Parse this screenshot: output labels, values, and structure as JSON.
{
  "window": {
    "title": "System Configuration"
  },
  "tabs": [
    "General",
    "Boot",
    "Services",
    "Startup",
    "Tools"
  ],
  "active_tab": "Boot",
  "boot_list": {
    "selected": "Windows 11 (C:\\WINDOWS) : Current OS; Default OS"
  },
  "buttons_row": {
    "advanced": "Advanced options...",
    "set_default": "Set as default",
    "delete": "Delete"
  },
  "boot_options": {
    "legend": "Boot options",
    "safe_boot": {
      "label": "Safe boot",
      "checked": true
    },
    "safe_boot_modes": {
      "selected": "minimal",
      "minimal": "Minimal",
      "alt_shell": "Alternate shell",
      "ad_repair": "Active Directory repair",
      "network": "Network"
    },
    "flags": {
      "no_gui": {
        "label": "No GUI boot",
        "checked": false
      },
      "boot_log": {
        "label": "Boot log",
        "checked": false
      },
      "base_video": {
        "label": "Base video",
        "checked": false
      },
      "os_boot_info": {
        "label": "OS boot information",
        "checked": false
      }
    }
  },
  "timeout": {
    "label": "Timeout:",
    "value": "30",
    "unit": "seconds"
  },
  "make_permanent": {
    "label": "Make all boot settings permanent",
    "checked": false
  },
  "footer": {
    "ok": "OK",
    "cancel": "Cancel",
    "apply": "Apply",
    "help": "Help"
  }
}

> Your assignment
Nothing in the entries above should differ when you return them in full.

> Answer to this task
Parse this screenshot: output labels, values, and structure as JSON.
{
  "window": {
    "title": "System Configuration"
  },
  "tabs": [
    "General",
    "Boot",
    "Services",
    "Startup",
    "Tools"
  ],
  "active_tab": "Boot",
  "boot_list": {
    "selected": "Windows 11 (C:\\WINDOWS) : Current OS; Default OS"
  },
  "buttons_row": {
    "advanced": "Advanced options...",
    "set_default": "Set as default",
    "delete": "Delete"
  },
  "boot_options": {
    "legend": "Boot options",
    "safe_boot": {
      "label": "Safe boot",
      "checked": true
    },
    "safe_boot_modes": {
      "selected": "minimal",
      "minimal": "Minimal",
      "alt_shell": "Alternate shell",
      "ad_repair": "Active Directory repair",
      "network": "Network"
    },
    "flags": {
      "no_gui": {
        "label": "No GUI boot",
        "checked": false
      },
      "boot_log": {
        "label": "Boot log",
        "checked": false
      },
      "base_video": {
        "label": "Base video",
        "checked": false
      },
      "os_boot_info": {
        "label": "OS boot information",
        "checked": false
      }
    }
  },
  "timeout": {
    "label": "Timeout:",
    "value": "30",
    "unit": "seconds"
  },
  "make_permanent": {
    "label": "Make all boot settings permanent",
    "checked": false
  },
  "footer": {
    "ok": "OK",
    "cancel": "Cancel",
    "apply": "Apply",
    "help": "Help"
  }
}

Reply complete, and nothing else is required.